▸ AIM OF THE TASK: Set down, unchanged, the line with "Decode this image" and everything after it through the last line of the data.

▸ DATA PROVIDED:
===============

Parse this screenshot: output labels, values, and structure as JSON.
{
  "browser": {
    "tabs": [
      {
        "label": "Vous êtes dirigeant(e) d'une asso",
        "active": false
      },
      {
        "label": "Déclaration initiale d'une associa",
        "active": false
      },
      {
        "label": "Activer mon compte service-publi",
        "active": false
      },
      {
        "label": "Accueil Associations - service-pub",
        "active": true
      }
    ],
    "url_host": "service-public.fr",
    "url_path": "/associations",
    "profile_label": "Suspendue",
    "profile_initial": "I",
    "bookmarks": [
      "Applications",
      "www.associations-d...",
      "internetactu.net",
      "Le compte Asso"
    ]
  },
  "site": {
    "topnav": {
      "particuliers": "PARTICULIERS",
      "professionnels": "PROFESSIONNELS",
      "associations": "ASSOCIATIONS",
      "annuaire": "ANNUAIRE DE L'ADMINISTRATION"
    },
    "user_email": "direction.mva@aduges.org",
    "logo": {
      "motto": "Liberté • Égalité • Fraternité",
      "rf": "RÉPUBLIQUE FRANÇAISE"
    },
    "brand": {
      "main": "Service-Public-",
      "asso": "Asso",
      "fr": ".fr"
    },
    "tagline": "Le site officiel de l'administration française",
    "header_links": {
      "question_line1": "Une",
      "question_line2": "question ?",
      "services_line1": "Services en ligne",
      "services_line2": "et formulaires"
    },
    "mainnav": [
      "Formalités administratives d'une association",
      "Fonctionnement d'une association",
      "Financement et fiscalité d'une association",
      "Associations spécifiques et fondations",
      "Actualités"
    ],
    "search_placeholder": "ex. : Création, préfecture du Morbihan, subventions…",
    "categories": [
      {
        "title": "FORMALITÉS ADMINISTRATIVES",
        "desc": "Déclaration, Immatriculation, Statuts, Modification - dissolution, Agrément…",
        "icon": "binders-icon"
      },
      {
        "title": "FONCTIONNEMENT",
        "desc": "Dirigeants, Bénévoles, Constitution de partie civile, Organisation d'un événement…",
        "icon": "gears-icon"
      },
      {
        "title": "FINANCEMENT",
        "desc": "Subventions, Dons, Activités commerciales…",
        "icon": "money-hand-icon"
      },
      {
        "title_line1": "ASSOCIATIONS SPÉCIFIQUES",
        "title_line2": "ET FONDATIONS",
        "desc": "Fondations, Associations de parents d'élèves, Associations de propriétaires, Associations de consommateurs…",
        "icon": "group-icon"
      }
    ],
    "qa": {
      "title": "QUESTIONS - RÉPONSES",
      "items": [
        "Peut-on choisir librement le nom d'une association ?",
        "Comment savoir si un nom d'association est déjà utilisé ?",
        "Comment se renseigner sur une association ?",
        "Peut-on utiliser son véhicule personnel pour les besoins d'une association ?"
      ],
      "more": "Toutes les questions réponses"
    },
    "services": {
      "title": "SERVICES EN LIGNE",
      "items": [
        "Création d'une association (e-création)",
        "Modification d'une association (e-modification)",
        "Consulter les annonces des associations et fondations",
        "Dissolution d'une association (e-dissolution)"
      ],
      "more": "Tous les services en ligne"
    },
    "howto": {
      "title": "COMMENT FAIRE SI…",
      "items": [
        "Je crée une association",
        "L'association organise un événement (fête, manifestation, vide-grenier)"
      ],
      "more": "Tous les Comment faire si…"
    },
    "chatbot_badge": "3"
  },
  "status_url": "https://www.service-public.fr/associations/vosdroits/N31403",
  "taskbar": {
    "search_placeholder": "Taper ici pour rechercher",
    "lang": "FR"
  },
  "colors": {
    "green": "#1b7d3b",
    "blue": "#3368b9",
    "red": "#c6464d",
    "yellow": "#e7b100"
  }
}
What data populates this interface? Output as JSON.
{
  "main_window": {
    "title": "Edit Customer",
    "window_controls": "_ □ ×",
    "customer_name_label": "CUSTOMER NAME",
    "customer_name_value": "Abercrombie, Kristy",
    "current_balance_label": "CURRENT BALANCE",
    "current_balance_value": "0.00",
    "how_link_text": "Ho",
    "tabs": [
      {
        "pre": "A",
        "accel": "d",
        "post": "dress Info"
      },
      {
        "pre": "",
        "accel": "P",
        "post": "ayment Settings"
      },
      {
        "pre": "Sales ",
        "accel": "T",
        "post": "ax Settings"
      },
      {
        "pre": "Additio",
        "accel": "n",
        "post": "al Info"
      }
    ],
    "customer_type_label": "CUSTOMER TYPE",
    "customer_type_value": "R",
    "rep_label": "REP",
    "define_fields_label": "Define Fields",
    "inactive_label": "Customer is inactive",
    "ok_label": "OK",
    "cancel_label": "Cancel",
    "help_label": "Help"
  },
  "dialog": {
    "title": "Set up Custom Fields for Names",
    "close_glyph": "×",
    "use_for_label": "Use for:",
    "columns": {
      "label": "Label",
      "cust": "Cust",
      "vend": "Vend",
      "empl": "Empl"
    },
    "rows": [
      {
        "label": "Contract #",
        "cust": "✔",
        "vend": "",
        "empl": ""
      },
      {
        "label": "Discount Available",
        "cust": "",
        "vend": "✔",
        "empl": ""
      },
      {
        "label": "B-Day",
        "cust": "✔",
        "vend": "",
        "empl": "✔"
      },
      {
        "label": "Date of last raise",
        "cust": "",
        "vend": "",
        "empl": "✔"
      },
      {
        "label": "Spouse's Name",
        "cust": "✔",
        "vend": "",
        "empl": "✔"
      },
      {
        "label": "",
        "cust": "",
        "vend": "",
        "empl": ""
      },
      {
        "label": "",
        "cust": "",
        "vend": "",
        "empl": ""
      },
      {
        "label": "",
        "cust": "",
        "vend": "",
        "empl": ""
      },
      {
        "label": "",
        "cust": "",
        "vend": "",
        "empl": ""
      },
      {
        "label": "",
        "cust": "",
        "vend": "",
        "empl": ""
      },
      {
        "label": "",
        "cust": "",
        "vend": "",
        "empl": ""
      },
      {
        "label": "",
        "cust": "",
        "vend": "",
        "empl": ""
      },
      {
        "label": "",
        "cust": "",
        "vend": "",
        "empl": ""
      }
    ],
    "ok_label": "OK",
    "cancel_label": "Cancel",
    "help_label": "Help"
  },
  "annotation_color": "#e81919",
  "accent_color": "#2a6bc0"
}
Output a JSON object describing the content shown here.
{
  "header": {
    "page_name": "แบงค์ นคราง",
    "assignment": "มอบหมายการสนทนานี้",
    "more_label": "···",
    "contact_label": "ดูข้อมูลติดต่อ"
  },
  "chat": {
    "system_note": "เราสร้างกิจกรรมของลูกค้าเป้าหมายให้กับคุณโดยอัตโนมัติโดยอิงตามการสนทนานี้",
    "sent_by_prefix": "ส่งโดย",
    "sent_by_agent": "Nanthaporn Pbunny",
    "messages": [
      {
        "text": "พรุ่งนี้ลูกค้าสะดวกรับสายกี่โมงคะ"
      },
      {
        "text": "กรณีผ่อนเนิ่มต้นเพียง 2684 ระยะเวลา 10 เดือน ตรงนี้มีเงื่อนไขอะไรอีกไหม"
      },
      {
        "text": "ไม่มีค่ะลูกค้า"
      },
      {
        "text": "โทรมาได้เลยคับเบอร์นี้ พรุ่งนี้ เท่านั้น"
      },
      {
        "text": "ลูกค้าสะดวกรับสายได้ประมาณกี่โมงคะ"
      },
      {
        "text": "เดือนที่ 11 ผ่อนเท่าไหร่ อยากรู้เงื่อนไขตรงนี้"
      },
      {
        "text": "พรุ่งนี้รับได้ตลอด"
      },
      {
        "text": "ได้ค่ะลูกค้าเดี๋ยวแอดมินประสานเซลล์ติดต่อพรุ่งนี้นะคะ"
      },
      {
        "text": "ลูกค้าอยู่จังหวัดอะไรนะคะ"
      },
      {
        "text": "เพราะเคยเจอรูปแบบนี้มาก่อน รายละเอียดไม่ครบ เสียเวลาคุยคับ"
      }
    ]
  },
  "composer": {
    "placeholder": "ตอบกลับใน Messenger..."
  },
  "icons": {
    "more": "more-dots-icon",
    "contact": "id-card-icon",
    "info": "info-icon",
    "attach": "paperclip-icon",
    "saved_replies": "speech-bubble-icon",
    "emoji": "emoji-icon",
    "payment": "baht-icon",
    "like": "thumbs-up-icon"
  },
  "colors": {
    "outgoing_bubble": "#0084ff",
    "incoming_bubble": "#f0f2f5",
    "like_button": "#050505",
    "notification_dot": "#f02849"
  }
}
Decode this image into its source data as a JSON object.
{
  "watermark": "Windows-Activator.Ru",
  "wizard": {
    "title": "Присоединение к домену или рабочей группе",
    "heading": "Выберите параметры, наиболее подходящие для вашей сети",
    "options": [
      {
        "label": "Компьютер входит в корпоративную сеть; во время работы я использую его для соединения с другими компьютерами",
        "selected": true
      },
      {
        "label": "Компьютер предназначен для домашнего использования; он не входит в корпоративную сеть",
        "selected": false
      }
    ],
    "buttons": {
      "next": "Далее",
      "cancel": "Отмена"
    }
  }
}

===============

▸ SOLUTION BELOW:
Decode this image into its source data as a JSON object.
{
  "watermark": "Windows-Activator.Ru",
  "wizard": {
    "title": "Присоединение к домену или рабочей группе",
    "heading": "Выберите параметры, наиболее подходящие для вашей сети",
    "options": [
      {
        "label": "Компьютер входит в корпоративную сеть; во время работы я использую его для соединения с другими компьютерами",
        "selected": true
      },
      {
        "label": "Компьютер предназначен для домашнего использования; он не входит в корпоративную сеть",
        "selected": false
      }
    ],
    "buttons": {
      "next": "Далее",
      "cancel": "Отмена"
    }
  }
}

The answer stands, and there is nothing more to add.